State Duma Passes Bill for Investing Pensions

The State Duma on Wednesday passed a pension bill in the crucial second reading that sets out the instruments into which a portion of pensions can be invested.

The current pay-as-you-go pension system -- already under strain -- is a potential time bomb because the working population is shrinking as the retirement-age population swells. The government hopes to avert a disaster by moving partially to an investment-based system, which could also inject billions of rubles into the capital markets.

The bill needs to pass a third and final reading in the Duma, be approved by the Federation Council and signed into law by the president.

Since January, employer contributions to the State Pension Fund have been split into three parts: base, insured and accumulative, or investment. The fund has collected 13.8 billion rubles ($440 million) in the accumulative portion, which the pension fund estimated could grow to 100 billion rubles by 2010.

About 11 billion rubles has been invested since March, when the government passed a temporary, six-month resolution allowing the pension fund to invest using Vneshtorgbank and the Central Bank as brokers. The lion's share of the investments has gone into ruble-denominated government securities, although $10 million was recently invested in Eurobonds.

Analysts said that a larger number of investment instruments should keep investments safer and more profitable.

"A very large volume of investment [in government securities] would actually lead to an increase in inflation, which would in turn reduce the return on investment," said Yekaterina Bogdanova, deputy general director of United Financial Group Invest.

"The more instruments, the more diversification, the more reliable the investment," said Alexei Moiseyev, economist at Renaissance Capital.

One shortcoming is that the bill limits investments to domestic paper.

"The domestic markets, both fixed income and equity, are risky," said Tom Adshead, senior analyst at Troika Dialog. "Russia pensioners would be better served by being allowed to diversify."

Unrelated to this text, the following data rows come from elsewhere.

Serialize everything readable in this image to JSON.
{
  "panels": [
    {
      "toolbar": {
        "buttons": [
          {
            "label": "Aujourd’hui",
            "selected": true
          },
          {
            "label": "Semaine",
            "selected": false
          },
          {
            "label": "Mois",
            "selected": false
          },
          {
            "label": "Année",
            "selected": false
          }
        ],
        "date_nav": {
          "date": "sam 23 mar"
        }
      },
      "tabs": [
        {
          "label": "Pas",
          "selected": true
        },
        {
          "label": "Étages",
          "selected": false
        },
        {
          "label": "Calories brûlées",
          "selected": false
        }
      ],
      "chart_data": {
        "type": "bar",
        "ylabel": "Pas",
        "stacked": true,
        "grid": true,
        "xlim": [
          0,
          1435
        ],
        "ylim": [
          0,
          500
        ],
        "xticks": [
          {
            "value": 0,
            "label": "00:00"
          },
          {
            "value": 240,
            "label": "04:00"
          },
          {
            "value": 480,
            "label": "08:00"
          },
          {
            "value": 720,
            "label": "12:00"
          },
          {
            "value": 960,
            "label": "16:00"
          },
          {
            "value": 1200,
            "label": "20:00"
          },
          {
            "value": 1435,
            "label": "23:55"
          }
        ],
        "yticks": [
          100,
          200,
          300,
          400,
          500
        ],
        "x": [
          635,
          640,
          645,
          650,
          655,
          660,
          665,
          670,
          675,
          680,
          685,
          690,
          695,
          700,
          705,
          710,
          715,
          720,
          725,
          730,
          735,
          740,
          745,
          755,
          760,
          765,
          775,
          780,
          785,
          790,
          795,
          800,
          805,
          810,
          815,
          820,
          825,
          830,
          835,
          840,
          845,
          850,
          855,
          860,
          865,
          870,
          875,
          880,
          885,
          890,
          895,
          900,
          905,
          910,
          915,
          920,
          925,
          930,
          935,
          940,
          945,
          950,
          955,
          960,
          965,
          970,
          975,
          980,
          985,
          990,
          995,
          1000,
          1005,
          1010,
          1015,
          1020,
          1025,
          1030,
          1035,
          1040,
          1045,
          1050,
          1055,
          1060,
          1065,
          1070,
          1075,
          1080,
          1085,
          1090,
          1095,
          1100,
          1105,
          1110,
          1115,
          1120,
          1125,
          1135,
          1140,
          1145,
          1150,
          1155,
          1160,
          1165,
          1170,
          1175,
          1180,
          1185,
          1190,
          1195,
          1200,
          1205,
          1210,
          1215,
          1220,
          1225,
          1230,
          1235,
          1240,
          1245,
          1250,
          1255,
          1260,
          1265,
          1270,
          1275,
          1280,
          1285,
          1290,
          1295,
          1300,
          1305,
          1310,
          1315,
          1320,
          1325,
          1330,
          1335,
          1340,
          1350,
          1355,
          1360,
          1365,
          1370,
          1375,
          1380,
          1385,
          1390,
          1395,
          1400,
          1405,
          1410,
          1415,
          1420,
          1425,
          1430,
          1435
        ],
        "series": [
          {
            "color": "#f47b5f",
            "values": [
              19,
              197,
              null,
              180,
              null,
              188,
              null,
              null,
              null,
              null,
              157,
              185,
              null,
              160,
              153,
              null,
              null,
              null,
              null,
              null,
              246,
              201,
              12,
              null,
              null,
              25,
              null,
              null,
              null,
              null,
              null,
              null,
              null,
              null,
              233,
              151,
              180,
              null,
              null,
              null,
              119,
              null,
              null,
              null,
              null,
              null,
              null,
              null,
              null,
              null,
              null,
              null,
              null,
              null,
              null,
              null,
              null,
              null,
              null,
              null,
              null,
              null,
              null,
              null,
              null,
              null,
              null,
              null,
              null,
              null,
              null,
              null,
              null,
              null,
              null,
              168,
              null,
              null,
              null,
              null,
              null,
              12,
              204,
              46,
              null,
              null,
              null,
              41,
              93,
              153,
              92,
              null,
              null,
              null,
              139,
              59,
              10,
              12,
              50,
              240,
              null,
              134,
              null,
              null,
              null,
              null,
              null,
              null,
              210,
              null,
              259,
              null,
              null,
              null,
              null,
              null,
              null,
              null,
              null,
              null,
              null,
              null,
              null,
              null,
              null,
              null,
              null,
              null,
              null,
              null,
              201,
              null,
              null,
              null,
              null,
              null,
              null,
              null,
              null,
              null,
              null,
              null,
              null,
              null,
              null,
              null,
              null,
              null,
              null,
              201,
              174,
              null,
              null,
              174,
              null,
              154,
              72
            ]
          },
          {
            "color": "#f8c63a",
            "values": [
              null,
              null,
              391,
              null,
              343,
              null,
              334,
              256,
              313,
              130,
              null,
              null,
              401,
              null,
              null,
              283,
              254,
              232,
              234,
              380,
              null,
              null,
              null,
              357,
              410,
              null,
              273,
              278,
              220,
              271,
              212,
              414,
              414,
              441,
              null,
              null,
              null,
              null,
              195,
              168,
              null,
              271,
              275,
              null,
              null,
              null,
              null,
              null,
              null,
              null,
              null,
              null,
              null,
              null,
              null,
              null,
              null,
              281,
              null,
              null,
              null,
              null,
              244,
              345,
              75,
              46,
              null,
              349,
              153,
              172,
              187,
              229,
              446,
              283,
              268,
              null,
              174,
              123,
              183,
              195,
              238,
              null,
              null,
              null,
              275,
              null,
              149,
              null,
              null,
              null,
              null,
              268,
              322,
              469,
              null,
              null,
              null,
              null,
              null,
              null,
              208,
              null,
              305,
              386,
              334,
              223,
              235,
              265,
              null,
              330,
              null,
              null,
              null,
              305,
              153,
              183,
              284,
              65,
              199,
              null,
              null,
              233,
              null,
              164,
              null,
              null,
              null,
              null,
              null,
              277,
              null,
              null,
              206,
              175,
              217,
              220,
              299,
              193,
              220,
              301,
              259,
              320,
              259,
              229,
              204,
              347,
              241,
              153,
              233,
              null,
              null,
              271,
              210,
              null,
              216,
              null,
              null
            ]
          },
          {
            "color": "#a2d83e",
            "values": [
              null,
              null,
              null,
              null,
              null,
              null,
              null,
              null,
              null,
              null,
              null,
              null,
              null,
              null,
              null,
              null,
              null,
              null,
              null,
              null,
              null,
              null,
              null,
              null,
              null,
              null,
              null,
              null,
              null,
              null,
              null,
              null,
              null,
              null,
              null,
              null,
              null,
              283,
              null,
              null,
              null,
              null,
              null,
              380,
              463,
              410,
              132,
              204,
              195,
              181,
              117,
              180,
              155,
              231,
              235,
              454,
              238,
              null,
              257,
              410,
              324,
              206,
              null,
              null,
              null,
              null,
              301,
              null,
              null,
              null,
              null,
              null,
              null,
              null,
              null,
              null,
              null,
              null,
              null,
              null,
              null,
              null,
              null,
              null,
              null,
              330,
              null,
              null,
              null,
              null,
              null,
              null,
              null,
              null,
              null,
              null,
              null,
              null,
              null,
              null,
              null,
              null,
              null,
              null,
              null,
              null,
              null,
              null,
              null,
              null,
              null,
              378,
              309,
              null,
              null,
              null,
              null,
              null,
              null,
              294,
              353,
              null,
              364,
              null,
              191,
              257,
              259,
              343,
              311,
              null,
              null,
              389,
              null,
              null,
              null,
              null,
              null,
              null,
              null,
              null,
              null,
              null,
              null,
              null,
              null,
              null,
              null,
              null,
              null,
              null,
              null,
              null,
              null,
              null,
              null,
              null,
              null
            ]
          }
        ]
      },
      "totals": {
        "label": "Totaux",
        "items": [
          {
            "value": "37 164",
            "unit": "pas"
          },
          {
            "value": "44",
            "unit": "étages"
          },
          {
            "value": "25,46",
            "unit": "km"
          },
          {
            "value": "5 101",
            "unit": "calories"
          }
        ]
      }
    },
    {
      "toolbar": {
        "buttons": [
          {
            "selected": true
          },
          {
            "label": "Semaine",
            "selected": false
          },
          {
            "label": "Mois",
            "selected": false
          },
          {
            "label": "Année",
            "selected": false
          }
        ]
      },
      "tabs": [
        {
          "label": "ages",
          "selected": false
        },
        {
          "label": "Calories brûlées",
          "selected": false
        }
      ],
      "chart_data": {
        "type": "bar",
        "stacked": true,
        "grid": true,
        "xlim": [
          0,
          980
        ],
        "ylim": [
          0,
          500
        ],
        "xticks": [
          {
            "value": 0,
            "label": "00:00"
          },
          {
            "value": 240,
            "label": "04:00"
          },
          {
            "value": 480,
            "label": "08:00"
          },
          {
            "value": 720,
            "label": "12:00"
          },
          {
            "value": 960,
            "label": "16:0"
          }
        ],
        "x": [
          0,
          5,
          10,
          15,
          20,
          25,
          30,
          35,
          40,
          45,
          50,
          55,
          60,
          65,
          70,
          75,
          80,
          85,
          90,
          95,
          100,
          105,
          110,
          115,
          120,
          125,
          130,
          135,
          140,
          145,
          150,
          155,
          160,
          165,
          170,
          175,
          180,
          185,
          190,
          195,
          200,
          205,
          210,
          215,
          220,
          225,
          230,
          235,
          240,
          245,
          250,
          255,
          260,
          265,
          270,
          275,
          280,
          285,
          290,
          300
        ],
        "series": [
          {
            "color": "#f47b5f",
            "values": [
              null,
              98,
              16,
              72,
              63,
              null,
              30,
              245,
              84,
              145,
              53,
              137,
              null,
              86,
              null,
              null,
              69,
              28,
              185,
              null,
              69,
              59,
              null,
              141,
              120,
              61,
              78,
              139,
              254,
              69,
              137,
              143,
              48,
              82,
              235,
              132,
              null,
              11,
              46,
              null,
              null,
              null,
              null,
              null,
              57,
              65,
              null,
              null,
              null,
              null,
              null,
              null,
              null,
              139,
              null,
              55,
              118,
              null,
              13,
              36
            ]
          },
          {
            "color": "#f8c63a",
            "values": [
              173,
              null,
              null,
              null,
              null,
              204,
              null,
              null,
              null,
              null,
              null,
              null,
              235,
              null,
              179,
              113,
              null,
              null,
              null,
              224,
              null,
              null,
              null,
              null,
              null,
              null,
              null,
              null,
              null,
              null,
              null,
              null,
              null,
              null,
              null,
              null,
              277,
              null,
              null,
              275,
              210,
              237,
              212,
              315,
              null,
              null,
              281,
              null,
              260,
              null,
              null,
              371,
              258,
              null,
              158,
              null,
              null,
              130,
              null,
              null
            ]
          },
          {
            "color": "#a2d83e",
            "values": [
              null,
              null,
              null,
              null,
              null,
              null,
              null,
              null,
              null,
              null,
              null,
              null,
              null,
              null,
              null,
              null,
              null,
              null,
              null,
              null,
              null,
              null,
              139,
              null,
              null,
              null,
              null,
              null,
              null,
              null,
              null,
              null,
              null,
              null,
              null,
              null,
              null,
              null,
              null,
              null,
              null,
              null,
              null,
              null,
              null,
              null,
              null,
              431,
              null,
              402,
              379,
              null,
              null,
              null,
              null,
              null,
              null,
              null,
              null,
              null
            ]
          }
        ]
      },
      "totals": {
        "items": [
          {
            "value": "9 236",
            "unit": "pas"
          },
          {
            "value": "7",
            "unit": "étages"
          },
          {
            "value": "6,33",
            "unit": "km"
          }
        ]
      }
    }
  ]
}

Still to come is crucial legislation on who can handle the pensions. According to the reform plan, citizens will be able to choose non-state pension funds to manage their future pensions starting in 2004. The first payouts are set for 2012.